:: EXERCISE GOAL ::
Determine how many lines in the material hold the string "time", then reply with that number only.

[Start of Attachment]

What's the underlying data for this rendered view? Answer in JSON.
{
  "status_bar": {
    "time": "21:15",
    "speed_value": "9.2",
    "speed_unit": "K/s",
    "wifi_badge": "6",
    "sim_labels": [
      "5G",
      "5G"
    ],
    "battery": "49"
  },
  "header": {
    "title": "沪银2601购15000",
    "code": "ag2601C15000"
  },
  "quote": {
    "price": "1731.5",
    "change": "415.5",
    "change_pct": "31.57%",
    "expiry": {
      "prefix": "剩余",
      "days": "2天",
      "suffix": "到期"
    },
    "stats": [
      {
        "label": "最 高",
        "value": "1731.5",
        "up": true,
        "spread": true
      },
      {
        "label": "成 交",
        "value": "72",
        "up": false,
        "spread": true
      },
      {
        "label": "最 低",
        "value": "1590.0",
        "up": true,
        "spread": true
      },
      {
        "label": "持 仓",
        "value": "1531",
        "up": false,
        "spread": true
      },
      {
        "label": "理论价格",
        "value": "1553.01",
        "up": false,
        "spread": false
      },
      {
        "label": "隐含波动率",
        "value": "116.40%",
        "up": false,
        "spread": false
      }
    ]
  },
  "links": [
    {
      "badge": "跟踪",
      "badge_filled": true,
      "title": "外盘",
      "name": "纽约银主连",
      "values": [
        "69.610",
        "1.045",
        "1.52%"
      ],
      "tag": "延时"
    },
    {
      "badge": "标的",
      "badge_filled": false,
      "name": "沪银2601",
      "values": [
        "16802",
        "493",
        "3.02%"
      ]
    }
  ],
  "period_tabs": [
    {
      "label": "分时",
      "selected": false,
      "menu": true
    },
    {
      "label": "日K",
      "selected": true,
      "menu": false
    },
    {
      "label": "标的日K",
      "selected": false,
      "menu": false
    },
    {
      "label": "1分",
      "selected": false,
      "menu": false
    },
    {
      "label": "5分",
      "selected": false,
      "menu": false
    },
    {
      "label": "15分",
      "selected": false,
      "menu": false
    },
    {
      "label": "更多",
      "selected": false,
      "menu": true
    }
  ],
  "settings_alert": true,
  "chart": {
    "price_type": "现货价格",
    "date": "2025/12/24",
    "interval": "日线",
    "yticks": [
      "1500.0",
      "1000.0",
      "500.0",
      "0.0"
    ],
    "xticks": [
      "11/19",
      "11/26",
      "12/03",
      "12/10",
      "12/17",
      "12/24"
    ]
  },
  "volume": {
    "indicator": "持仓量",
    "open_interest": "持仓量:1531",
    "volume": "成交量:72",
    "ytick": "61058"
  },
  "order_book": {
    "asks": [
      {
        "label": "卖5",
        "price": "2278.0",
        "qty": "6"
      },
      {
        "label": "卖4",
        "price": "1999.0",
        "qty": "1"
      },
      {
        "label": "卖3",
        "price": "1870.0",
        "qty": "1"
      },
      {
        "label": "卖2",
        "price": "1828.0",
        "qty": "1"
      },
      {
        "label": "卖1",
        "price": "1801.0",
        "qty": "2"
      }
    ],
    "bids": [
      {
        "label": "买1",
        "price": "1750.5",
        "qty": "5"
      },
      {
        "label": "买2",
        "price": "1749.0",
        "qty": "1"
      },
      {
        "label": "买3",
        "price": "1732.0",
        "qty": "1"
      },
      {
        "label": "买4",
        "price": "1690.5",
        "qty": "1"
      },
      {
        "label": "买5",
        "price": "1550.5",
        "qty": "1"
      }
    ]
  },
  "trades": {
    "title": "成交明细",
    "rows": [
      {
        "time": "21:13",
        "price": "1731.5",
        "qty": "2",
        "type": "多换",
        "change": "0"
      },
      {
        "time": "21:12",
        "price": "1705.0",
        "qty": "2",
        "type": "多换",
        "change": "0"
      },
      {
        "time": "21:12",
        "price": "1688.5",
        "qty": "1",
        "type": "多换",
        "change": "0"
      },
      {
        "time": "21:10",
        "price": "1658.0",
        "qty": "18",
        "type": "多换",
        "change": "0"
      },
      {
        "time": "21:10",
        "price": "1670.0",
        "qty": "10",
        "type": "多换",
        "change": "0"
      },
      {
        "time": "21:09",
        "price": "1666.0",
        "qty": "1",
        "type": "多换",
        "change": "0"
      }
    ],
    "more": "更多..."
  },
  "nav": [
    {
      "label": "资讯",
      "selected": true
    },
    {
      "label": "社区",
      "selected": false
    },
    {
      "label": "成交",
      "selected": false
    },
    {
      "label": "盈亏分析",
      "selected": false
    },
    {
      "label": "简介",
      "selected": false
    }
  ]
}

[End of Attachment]

:: OUTPUT BELOW ::
7